This season's holiday shopping data is coming from an unlikely source...

Last week, we highlighted that Cyber Monday made the wrong kind of history.

Rather than continuing the historical trend of increasing sales every year, sales declined for the first time.

Thanks to some high-quality data, we know that this is nothing worth panicking about. Overall, holiday sales continue the trend of breaking prior records. The fact that only Black Friday and Cyber Monday are down – while overall sales are up – speaks to the supply chain constraints companies are facing. 
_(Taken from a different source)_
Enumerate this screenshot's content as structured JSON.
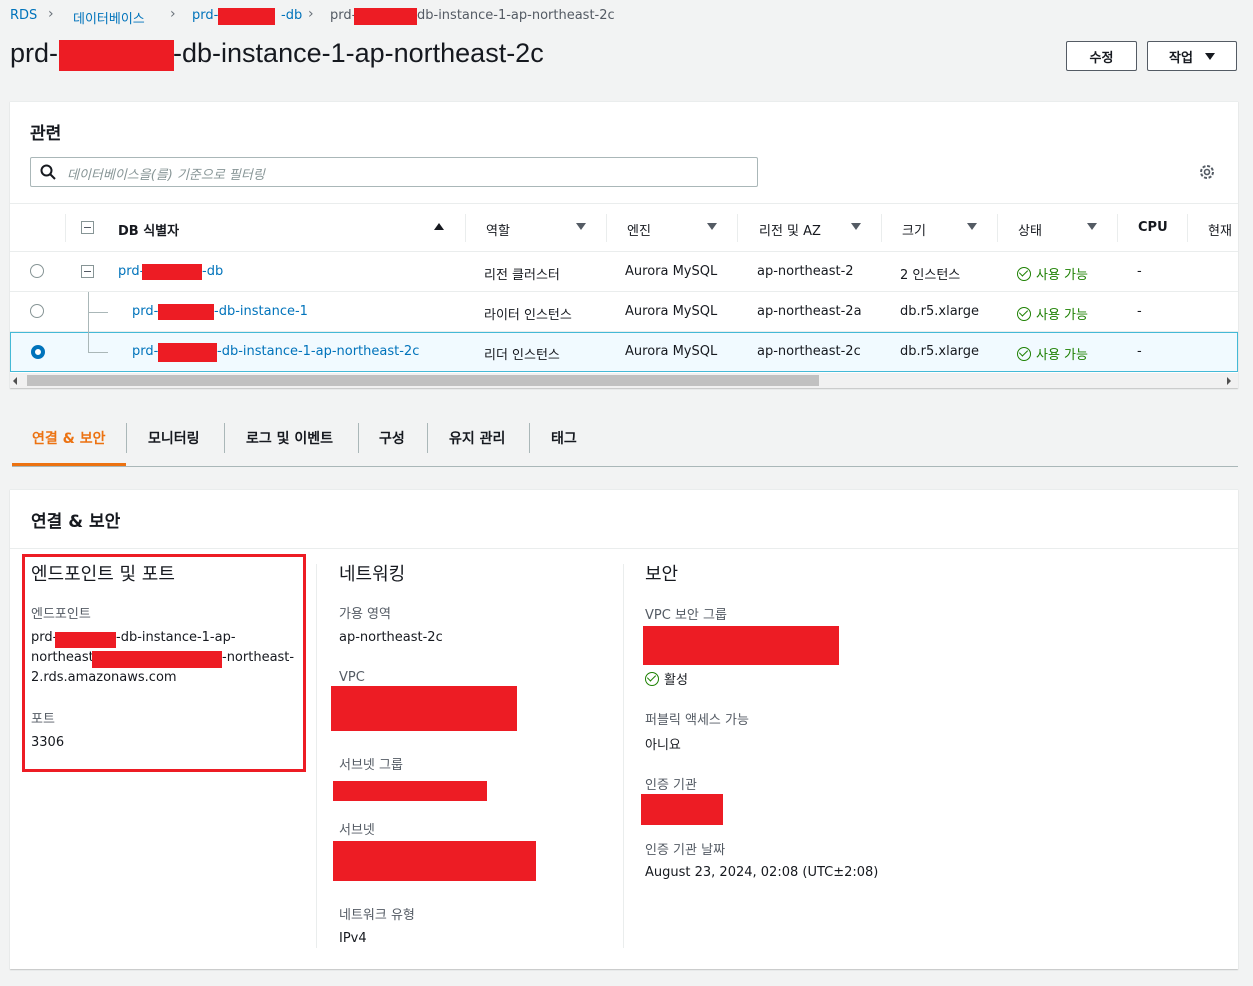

The numbers show us that the U.S. consumer is as strong as ever. Supply issues will get resolved eventually, and every other indication shows that the economy will continue to roar ahead. 

This powerful data isn't coming from Walmart (WMT), Alphabet's Google (GOOGL), Amazon (AMZN), or consulting company McKinsey.

It's coming from Adobe (ADBE). 

That's right, the company that we all know for its Reader and Photoshop software is now the go-to source for holiday retail shopping data.

How Adobe reached into the world of online shopping...

Aside from its popular PDF and photo-editing software, Adobe sells Creative Cloud, offering a suite of high-end products for professional creators. This is what most people have come to know and love from the Silicon Valley titan.

But Adobe has been quietly expanding from its niche...

Housed under the "digital experience" segment, Adobe also offers services for companies hoping to understand their customers better. Among these services is an e-commerce analytics data model that many consider superior to Google's more popular "enhanced e-commerce" service.

Adobe has been publishing data about this year's holiday season as part of an awareness and marketing campaign about its analytics team's capabilities.

The digital experience segment was a natural byproduct of strides Adobe has made to transform its own business over the last decade. That transformation was the adoption of a Software as a Service ("SaaS") business model, which has made it easier than ever to onboard new customers and sell them new kinds of products.

Like Canadian e-commerce giant Shopify (SHOP), Adobe is among the early adopters of the SaaS revolution...

Along with Salesforce (CRM) and Intuit (INTU), Adobe proved to the world that the SaaS model is better and more profitable than selling expensive, one-time software licenses. 

Salesforce and Intuit proved that the SaaS model could work for businesses. Adobe pioneered it for consumers, especially with its Creative Cloud. 

But in the meantime, the business-to-business opportunity lurked on the sidelines. It was an opportunity Adobe just couldn't ignore. And all it needed to do was adopt its existing SaaS infrastructure to focus more on data and analytics for corporate clients.

That was long before SaaS was as ubiquitous as it is today. It was viewed as a competitive advantage, not a necessity. Hence, Adobe experienced some first-mover advantages and grew ahead of the broader SaaS business intelligence industry.

It has tripled its digital experience business over the past 10 years, becoming an integral tool for many companies engaged in digital sales. Its legacy business has also tripled since 2015.

The software world has since followed in Adobe's footsteps, and non-SaaS software services are largely considered outdated. With the popularization and lowered entry barriers to the cloud, software companies now have little excuse but to offer a SaaS option to their customers.

Uniform Accounting exposes why SaaS has led to massive gains for investors... 

Adobe's business transformation led the stock to rise from around $27 in 2011 to around $615 today, a gain of more than 2,100%... enough to turn every $5,000 into more than $110,000.

But you wouldn't know it by looking at the as-reported metrics. In 2011, Adobe had 9% return on assets ("ROA"). By 2020, it was just 12%. The as-reported numbers would suggest that the shift to SaaS has barely impacted Adobe's business. 

Take a look at the as-reported ROA since Adobe embarked on its SaaS journey:

Fortunately, Uniform Accounting tells a much clearer story...

Adobe has made dozens of acquisitions over the past decade, which has caused its as-reported balance sheet to balloon with goodwill, keeping ROA low.

In reality, these acquisitions have been transformational, helping Adobe become a dominant leader in the cutting-edge world of tech. Take a look at Adobe's real numbers:

SaaS opened a world of possibilities for Adobe. Customer acquisition became easier than ever... subscription revenues are steady and predictable... and as Adobe's customer base grew and profitability improved, longtime investors have watched as the stock has turned into a 20-bagger.

We've found a company taking a page out of Adobe's playbook, and we think it could eventually turn into a 20-bagger, too... 

We back-tested the numbers and found that 72 of the last 75 times a tech company shifted to the SaaS model, shares went up an average of 759%. Adobe wasn't the only moonshot, either... Others rose as much as 2,710%, 3,093%, 5,530%, 3,233%, 2,694%, and more.

And we believe it's about to happen again. As soon as 9:30 a.m. tomorrow, we expect a little-known tech company could see its shares rise thanks to its quiet shift to SaaS. Get all of the details here.


Joel Litman
December 7, 2021